[Dataset excerpts]
▼
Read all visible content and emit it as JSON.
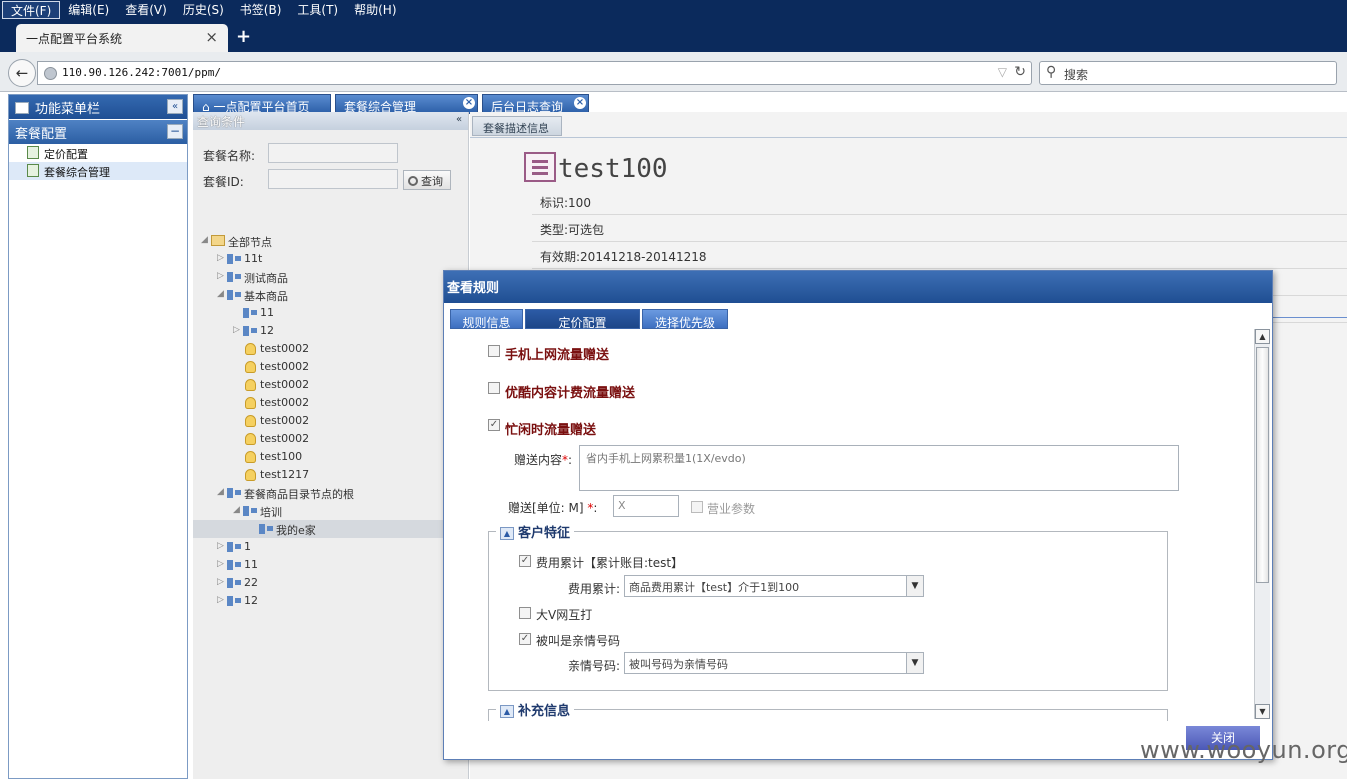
{
  "browser": {
    "menu": [
      "文件(F)",
      "编辑(E)",
      "查看(V)",
      "历史(S)",
      "书签(B)",
      "工具(T)",
      "帮助(H)"
    ],
    "tab_title": "一点配置平台系统",
    "tab_close": "×",
    "new_tab": "+",
    "url": "110.90.126.242:7001/ppm/",
    "search_placeholder": "搜索"
  },
  "sidebar": {
    "header": "功能菜单栏",
    "section": "套餐配置",
    "items": [
      {
        "label": "定价配置",
        "selected": false
      },
      {
        "label": "套餐综合管理",
        "selected": true
      }
    ]
  },
  "app_tabs": [
    {
      "label": "一点配置平台首页",
      "icon": "home-icon",
      "closable": false
    },
    {
      "label": "套餐综合管理",
      "closable": true
    },
    {
      "label": "后台日志查询",
      "closable": true
    }
  ],
  "query": {
    "title": "查询条件",
    "name_label": "套餐名称:",
    "id_label": "套餐ID:",
    "search_button": "查询"
  },
  "tree": [
    {
      "label": "全部节点",
      "level": 0,
      "expanded": true,
      "icon": "folder-icon"
    },
    {
      "label": "11t",
      "level": 1,
      "expanded": false,
      "icon": "network-icon"
    },
    {
      "label": "测试商品",
      "level": 1,
      "expanded": false,
      "icon": "network-icon"
    },
    {
      "label": "基本商品",
      "level": 1,
      "expanded": true,
      "icon": "network-icon"
    },
    {
      "label": "11",
      "level": 2,
      "icon": "network-icon"
    },
    {
      "label": "12",
      "level": 2,
      "expanded": false,
      "icon": "network-icon"
    },
    {
      "label": "test0002",
      "level": 2,
      "icon": "bulb-icon"
    },
    {
      "label": "test0002",
      "level": 2,
      "icon": "bulb-icon"
    },
    {
      "label": "test0002",
      "level": 2,
      "icon": "bulb-icon"
    },
    {
      "label": "test0002",
      "level": 2,
      "icon": "bulb-icon"
    },
    {
      "label": "test0002",
      "level": 2,
      "icon": "bulb-icon"
    },
    {
      "label": "test0002",
      "level": 2,
      "icon": "bulb-icon"
    },
    {
      "label": "test100",
      "level": 2,
      "icon": "bulb-icon"
    },
    {
      "label": "test1217",
      "level": 2,
      "icon": "bulb-icon"
    },
    {
      "label": "套餐商品目录节点的根",
      "level": 1,
      "expanded": true,
      "icon": "network-icon"
    },
    {
      "label": "培训",
      "level": 2,
      "expanded": true,
      "icon": "network-icon"
    },
    {
      "label": "我的e家",
      "level": 3,
      "icon": "network-icon",
      "selected": true
    },
    {
      "label": "1",
      "level": 1,
      "expanded": false,
      "icon": "network-icon"
    },
    {
      "label": "11",
      "level": 1,
      "expanded": false,
      "icon": "network-icon"
    },
    {
      "label": "22",
      "level": 1,
      "expanded": false,
      "icon": "network-icon"
    },
    {
      "label": "12",
      "level": 1,
      "expanded": false,
      "icon": "network-icon"
    }
  ],
  "detail": {
    "tab": "套餐描述信息",
    "title": "test100",
    "rows": [
      "标识:100",
      "类型:可选包",
      "有效期:20141218-20141218",
      "",
      ""
    ]
  },
  "modal": {
    "title": "查看规则",
    "tabs": [
      "规则信息",
      "定价配置",
      "选择优先级"
    ],
    "active_tab": 1,
    "rules": [
      {
        "title": "手机上网流量赠送",
        "checked": false
      },
      {
        "title": "优酷内容计费流量赠送",
        "checked": false
      },
      {
        "title": "忙闲时流量赠送",
        "checked": true
      }
    ],
    "gift_content_label": "赠送内容",
    "gift_content_value": "省内手机上网累积量1(1X/evdo)",
    "gift_unit_label": "赠送[单位: M]",
    "required_mark": "*",
    "gift_unit_value": "X",
    "business_param_label": "营业参数",
    "customer_section": "客户特征",
    "cost_cb_label": "费用累计【累计账目:test】",
    "cost_label": "费用累计:",
    "cost_value": "商品费用累计【test】介于1到100",
    "bigv_label": "大V网互打",
    "family_cb_label": "被叫是亲情号码",
    "family_label": "亲情号码:",
    "family_value": "被叫号码为亲情号码",
    "supplement_section": "补充信息",
    "close_button": "关闭"
  },
  "watermark": "www.wooyun.org"
}
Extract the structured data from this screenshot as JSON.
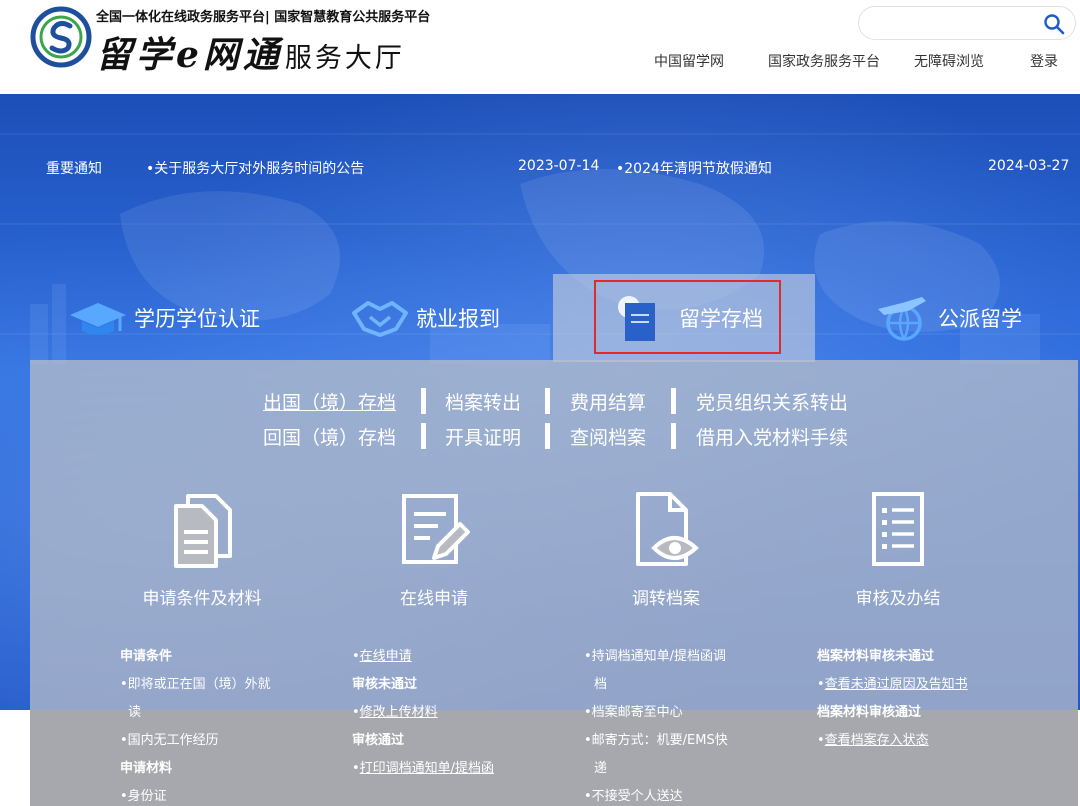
{
  "header": {
    "tagline": "全国一体化在线政务服务平台| 国家智慧教育公共服务平台",
    "title_brand": "留学e网通",
    "title_suffix": "服务大厅",
    "search_placeholder": "",
    "nav": [
      "中国留学网",
      "国家政务服务平台",
      "无障碍浏览",
      "登录"
    ]
  },
  "notices": {
    "label": "重要通知",
    "items": [
      {
        "text": "•关于服务大厅对外服务时间的公告",
        "date": "2023-07-14"
      },
      {
        "text": "•2024年清明节放假通知",
        "date": "2024-03-27"
      }
    ]
  },
  "categories": [
    {
      "label": "学历学位认证",
      "icon": "graduation-cap-icon",
      "active": false
    },
    {
      "label": "就业报到",
      "icon": "handshake-icon",
      "active": false
    },
    {
      "label": "留学存档",
      "icon": "archive-document-icon",
      "active": true
    },
    {
      "label": "公派留学",
      "icon": "plane-globe-icon",
      "active": false
    }
  ],
  "sub_links": {
    "row1": [
      "出国（境）存档",
      "档案转出",
      "费用结算",
      "党员组织关系转出"
    ],
    "row2": [
      "回国（境）存档",
      "开具证明",
      "查阅档案",
      "借用入党材料手续"
    ],
    "current": "出国（境）存档"
  },
  "steps": [
    {
      "label": "申请条件及材料",
      "icon": "documents-icon"
    },
    {
      "label": "在线申请",
      "icon": "form-edit-icon"
    },
    {
      "label": "调转档案",
      "icon": "file-view-icon"
    },
    {
      "label": "审核及办结",
      "icon": "checklist-icon"
    }
  ],
  "details": {
    "col1": {
      "h1": "申请条件",
      "i1a": "•即将或正在国（境）外就",
      "i1b": "读",
      "i2": "•国内无工作经历",
      "h2": "申请材料",
      "i3": "•身份证"
    },
    "col2": {
      "l1": "在线申请",
      "h1": "审核未通过",
      "l2": "修改上传材料",
      "h2": "审核通过",
      "l3": "打印调档通知单/提档函"
    },
    "col3": {
      "i1a": "•持调档通知单/提档函调",
      "i1b": "档",
      "i2": "•档案邮寄至中心",
      "i3a": "•邮寄方式：机要/EMS快",
      "i3b": "递",
      "i4": "•不接受个人送达"
    },
    "col4": {
      "h1": "档案材料审核未通过",
      "l1": "查看未通过原因及告知书",
      "h2": "档案材料审核通过",
      "l2": "查看档案存入状态"
    }
  },
  "colors": {
    "banner_blue": "#2f6fe0",
    "active_outline": "#e32a2a",
    "logo_blue": "#1e4f9c",
    "logo_green": "#3aa64a"
  }
}
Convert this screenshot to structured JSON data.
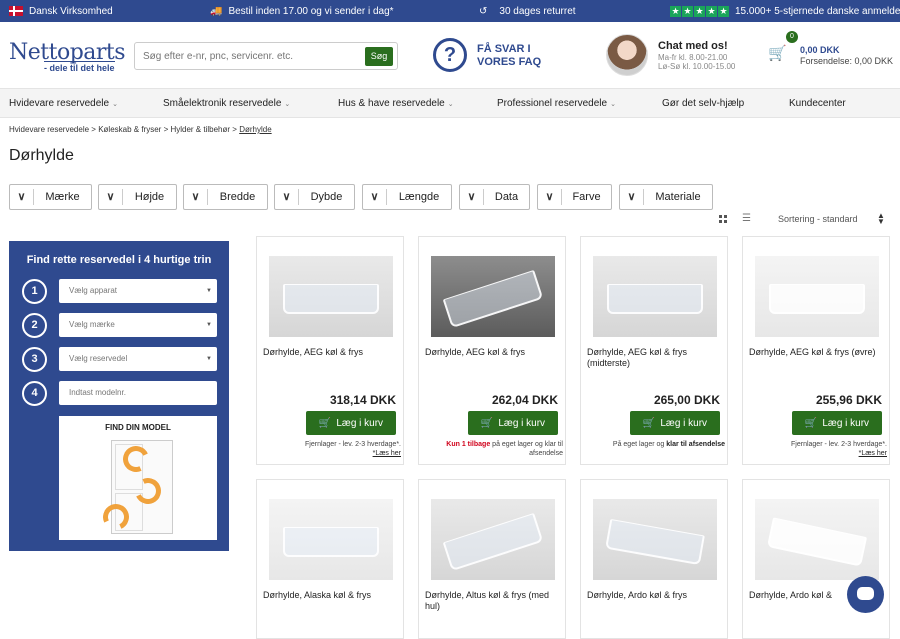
{
  "topbar": {
    "company": "Dansk Virksomhed",
    "shipping": "Bestil inden 17.00 og vi sender i dag*",
    "returns": "30 dages returret",
    "reviews": "15.000+ 5-stjernede danske anmeldelser"
  },
  "header": {
    "logo": "Nettoparts",
    "tagline": "- dele til det hele",
    "search_placeholder": "Søg efter e-nr, pnc, servicenr. etc.",
    "search_button": "Søg",
    "faq_label": "FÅ SVAR I VORES FAQ",
    "chat_title": "Chat med os!",
    "chat_hours_1": "Ma-fr kl. 8.00-21.00",
    "chat_hours_2": "Lø-Sø kl. 10.00-15.00",
    "cart_count": "0",
    "cart_total": "0,00 DKK",
    "cart_shipping": "Forsendelse: 0,00 DKK"
  },
  "nav": {
    "items": [
      "Hvidevare reservedele",
      "Småelektronik reservedele",
      "Hus & have reservedele",
      "Professionel reservedele",
      "Gør det selv-hjælp",
      "Kundecenter"
    ]
  },
  "breadcrumb": {
    "items": [
      "Hvidevare reservedele",
      "Køleskab & fryser",
      "Hylder & tilbehør",
      "Dørhylde"
    ],
    "separator": ">"
  },
  "page_title": "Dørhylde",
  "filters": [
    "Mærke",
    "Højde",
    "Bredde",
    "Dybde",
    "Længde",
    "Data",
    "Farve",
    "Materiale"
  ],
  "sort_label": "Sortering - standard",
  "finder": {
    "title": "Find rette reservedel i 4 hurtige trin",
    "steps": [
      "1",
      "2",
      "3",
      "4"
    ],
    "select_1": "Vælg apparat",
    "select_2": "Vælg mærke",
    "select_3": "Vælg reservedel",
    "model_input_placeholder": "Indtast modelnr.",
    "find_model": "FIND DIN MODEL"
  },
  "add_to_cart_label": "Læg i kurv",
  "products": [
    {
      "title": "Dørhylde, AEG køl & frys",
      "price": "318,14 DKK",
      "stock_text": "Fjernlager - lev. 2-3 hverdage*.",
      "stock_link": "*Læs her"
    },
    {
      "title": "Dørhylde, AEG køl & frys",
      "price": "262,04 DKK",
      "stock_alert": "Kun 1 tilbage",
      "stock_text": "på eget lager og klar til afsendelse"
    },
    {
      "title": "Dørhylde, AEG køl & frys (midterste)",
      "price": "265,00 DKK",
      "stock_text": "På eget lager og",
      "stock_bold": "klar til afsendelse"
    },
    {
      "title": "Dørhylde, AEG køl & frys (øvre)",
      "price": "255,96 DKK",
      "stock_text": "Fjernlager - lev. 2-3 hverdage*.",
      "stock_link": "*Læs her"
    },
    {
      "title": "Dørhylde, Alaska køl & frys"
    },
    {
      "title": "Dørhylde, Altus køl & frys (med hul)"
    },
    {
      "title": "Dørhylde, Ardo køl & frys"
    },
    {
      "title": "Dørhylde, Ardo køl &"
    }
  ],
  "colors": {
    "brand_blue": "#2f4a8f",
    "cart_green": "#2a6e1e",
    "alert_red": "#d0021b",
    "review_green": "#1aa55a"
  }
}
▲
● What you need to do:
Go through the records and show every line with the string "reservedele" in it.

● Solution below:
      "Hvidevare reservedele",
      "Småelektronik reservedele",
      "Hus & have reservedele",
      "Professionel reservedele",
      "Hvidevare reservedele",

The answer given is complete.